All of the data should be restated word for word, with the pictures omitted.

** Opening GIVEN DATA block **

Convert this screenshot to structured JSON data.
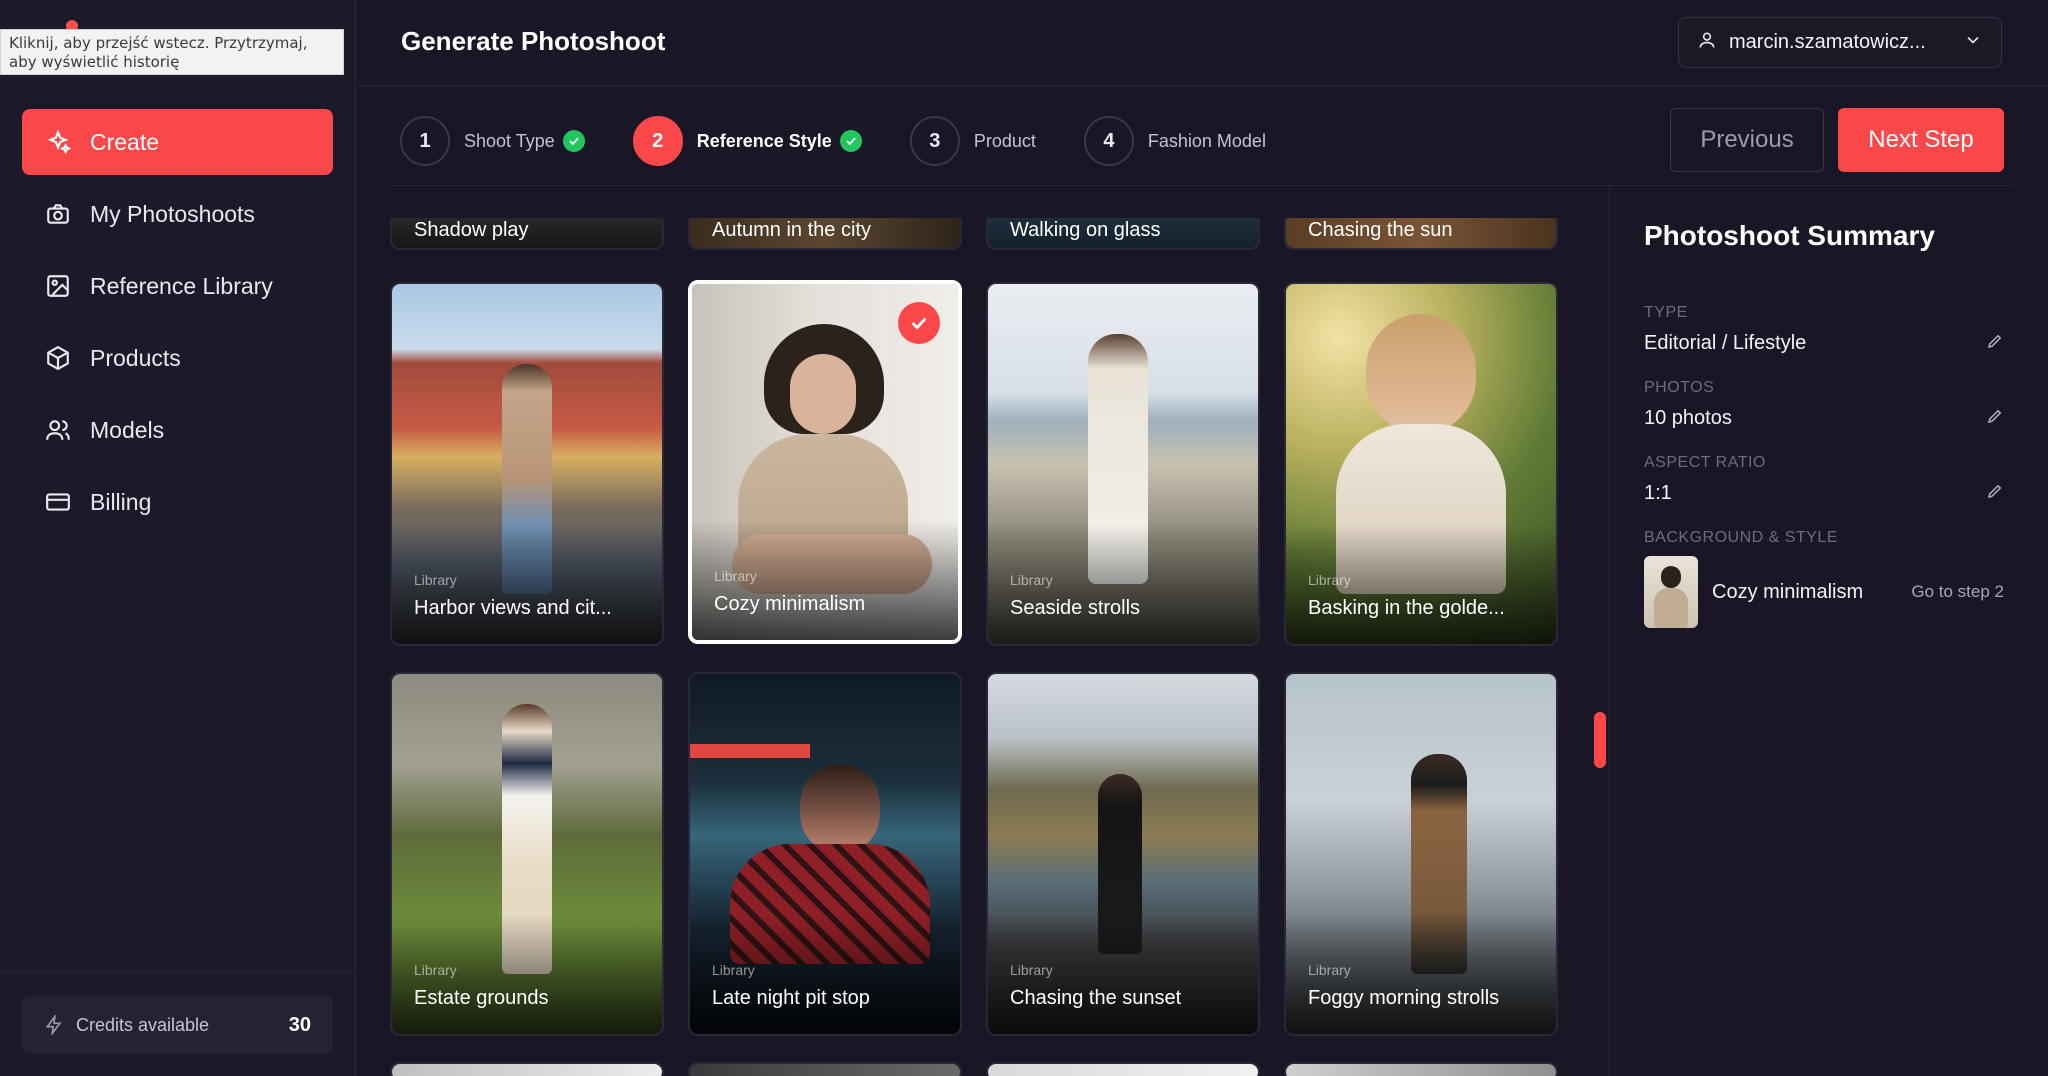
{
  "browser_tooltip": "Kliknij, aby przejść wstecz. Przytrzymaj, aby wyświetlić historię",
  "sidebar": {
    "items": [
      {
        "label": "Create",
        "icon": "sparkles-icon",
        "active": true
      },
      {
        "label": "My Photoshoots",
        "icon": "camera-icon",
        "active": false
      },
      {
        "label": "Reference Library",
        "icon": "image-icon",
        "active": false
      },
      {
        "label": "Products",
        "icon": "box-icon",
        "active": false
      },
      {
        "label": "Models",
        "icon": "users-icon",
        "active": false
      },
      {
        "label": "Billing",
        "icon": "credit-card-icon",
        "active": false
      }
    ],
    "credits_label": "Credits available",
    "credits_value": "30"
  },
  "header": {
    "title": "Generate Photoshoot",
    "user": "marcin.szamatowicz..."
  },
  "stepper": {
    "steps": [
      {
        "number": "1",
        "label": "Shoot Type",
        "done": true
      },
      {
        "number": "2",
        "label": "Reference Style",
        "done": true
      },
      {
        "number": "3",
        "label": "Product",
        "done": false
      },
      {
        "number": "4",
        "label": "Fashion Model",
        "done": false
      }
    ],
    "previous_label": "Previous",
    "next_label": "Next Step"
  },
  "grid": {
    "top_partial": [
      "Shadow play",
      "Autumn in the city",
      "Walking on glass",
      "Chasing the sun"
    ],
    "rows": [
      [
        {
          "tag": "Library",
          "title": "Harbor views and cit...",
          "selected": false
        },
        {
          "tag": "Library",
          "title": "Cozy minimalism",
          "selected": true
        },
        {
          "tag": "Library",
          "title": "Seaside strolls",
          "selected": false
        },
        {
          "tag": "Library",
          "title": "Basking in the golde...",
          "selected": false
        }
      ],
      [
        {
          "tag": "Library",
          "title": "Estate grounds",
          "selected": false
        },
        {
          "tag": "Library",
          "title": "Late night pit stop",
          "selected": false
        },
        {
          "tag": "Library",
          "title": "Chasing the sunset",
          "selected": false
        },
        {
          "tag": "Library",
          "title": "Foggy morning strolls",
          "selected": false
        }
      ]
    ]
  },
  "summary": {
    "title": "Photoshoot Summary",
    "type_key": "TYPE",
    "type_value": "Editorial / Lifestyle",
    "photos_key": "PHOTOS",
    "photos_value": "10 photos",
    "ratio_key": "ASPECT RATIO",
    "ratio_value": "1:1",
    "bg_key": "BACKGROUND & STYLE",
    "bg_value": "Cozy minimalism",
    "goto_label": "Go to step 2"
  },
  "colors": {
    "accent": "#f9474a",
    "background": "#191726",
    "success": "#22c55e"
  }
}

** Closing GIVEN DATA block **

__EXERCISE OUTPUT__:
Convert this screenshot to structured JSON data.
{
  "browser_tooltip": "Kliknij, aby przejść wstecz. Przytrzymaj, aby wyświetlić historię",
  "sidebar": {
    "items": [
      {
        "label": "Create",
        "icon": "sparkles-icon",
        "active": true
      },
      {
        "label": "My Photoshoots",
        "icon": "camera-icon",
        "active": false
      },
      {
        "label": "Reference Library",
        "icon": "image-icon",
        "active": false
      },
      {
        "label": "Products",
        "icon": "box-icon",
        "active": false
      },
      {
        "label": "Models",
        "icon": "users-icon",
        "active": false
      },
      {
        "label": "Billing",
        "icon": "credit-card-icon",
        "active": false
      }
    ],
    "credits_label": "Credits available",
    "credits_value": "30"
  },
  "header": {
    "title": "Generate Photoshoot",
    "user": "marcin.szamatowicz..."
  },
  "stepper": {
    "steps": [
      {
        "number": "1",
        "label": "Shoot Type",
        "done": true
      },
      {
        "number": "2",
        "label": "Reference Style",
        "done": true
      },
      {
        "number": "3",
        "label": "Product",
        "done": false
      },
      {
        "number": "4",
        "label": "Fashion Model",
        "done": false
      }
    ],
    "previous_label": "Previous",
    "next_label": "Next Step"
  },
  "grid": {
    "top_partial": [
      "Shadow play",
      "Autumn in the city",
      "Walking on glass",
      "Chasing the sun"
    ],
    "rows": [
      [
        {
          "tag": "Library",
          "title": "Harbor views and cit...",
          "selected": false
        },
        {
          "tag": "Library",
          "title": "Cozy minimalism",
          "selected": true
        },
        {
          "tag": "Library",
          "title": "Seaside strolls",
          "selected": false
        },
        {
          "tag": "Library",
          "title": "Basking in the golde...",
          "selected": false
        }
      ],
      [
        {
          "tag": "Library",
          "title": "Estate grounds",
          "selected": false
        },
        {
          "tag": "Library",
          "title": "Late night pit stop",
          "selected": false
        },
        {
          "tag": "Library",
          "title": "Chasing the sunset",
          "selected": false
        },
        {
          "tag": "Library",
          "title": "Foggy morning strolls",
          "selected": false
        }
      ]
    ]
  },
  "summary": {
    "title": "Photoshoot Summary",
    "type_key": "TYPE",
    "type_value": "Editorial / Lifestyle",
    "photos_key": "PHOTOS",
    "photos_value": "10 photos",
    "ratio_key": "ASPECT RATIO",
    "ratio_value": "1:1",
    "bg_key": "BACKGROUND & STYLE",
    "bg_value": "Cozy minimalism",
    "goto_label": "Go to step 2"
  },
  "colors": {
    "accent": "#f9474a",
    "background": "#191726",
    "success": "#22c55e"
  }
}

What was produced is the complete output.